The kinds of relationships I have observed as an evaluator clearly demonstrates to me that museum educators are essential to a museum’s missions.  Museum educators are often the name and face of the museum to the community.  If these names and faces go away, I worry museum will have burned bridges into their communities.

As a museum educator myself, I especially agree with the observation that museum educators create connections with the students they teach within the programs. I remember a number of instances throughout my career in the museum education field when some kids are working on projects and decided to create another project so they can give me a present as a way to thank me, and I remember how the kids would be comfortable sharing stories with me (museum and non-museum related). When visiting museums, children especially have the opportunity to connect with the world they live in and with the real-world concepts, artifacts, and documents to fully grasp the lessons they learn in the classroom. Museum educators help children and other audiences bridge the gap between the classroom and the world around us.

 Like many museum professionals right now, I do not have the solution that would solve all problems museums are facing in the pandemic. The best we can do for now is to figure out the main priority to help museums survive, and getting rid of museum educators is not the priority we should have.

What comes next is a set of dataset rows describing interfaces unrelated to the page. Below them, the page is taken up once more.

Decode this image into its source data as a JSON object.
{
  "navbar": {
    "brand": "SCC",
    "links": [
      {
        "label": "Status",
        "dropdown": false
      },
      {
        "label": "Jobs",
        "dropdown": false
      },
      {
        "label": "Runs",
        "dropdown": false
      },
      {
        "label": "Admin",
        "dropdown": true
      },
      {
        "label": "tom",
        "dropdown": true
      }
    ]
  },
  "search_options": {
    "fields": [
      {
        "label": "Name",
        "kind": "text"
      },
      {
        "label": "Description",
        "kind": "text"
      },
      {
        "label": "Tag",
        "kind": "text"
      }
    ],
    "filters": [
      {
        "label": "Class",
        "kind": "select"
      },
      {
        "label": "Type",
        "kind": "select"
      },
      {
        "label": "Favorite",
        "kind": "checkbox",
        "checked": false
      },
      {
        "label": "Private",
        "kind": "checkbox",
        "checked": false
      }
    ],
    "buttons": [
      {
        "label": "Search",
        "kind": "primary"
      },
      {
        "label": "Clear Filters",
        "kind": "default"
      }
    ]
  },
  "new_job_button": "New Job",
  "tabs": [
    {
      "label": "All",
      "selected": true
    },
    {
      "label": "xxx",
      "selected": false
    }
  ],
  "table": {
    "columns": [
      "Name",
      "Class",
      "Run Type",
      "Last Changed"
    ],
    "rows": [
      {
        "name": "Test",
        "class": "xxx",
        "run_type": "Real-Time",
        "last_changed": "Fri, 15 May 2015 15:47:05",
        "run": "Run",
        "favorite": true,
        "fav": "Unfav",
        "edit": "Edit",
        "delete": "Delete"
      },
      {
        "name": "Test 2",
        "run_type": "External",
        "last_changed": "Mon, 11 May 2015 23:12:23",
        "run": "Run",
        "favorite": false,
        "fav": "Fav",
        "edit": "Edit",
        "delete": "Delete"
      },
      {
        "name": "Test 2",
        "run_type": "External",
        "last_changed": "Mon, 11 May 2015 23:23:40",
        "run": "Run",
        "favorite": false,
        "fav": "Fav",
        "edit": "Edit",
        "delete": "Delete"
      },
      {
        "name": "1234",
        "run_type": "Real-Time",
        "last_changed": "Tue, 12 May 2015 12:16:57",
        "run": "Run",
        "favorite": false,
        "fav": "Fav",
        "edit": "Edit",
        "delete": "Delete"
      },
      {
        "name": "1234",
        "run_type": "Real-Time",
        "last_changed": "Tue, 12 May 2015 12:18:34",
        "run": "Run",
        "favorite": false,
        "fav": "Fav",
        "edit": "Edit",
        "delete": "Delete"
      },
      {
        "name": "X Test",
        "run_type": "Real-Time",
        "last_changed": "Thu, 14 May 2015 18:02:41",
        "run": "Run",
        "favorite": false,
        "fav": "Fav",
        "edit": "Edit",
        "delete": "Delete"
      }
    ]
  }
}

Resources:

https://www.npr.org/sections/coronavirus-live-updates/2020/07/22/894049653/one-third-of-u-s-museums-may-not-survive-the-year-survey-finds

https://www.aam-us.org/2020/07/22/a-snapshot-of-us-museums-response-to-the-covid-19-pandemic/

https://www.aam-us.org/wp-content/uploads/2020/07/2020_National-Survey-of-COVID19-Impact-on-US-Museums.pdf

https://hyperallergic.com/578201/tenement-museum-education-staff-layoffs/

Caution: Laying Off Museum Educators May Burn Bridges to the Communities Museums Serve

Museum Education Challenges: Why We Need Museum Educators

How Education Theory is Used in Museums

Education Programming: How Important Flexibility is in School Programs

The Importance of Education Management in Museums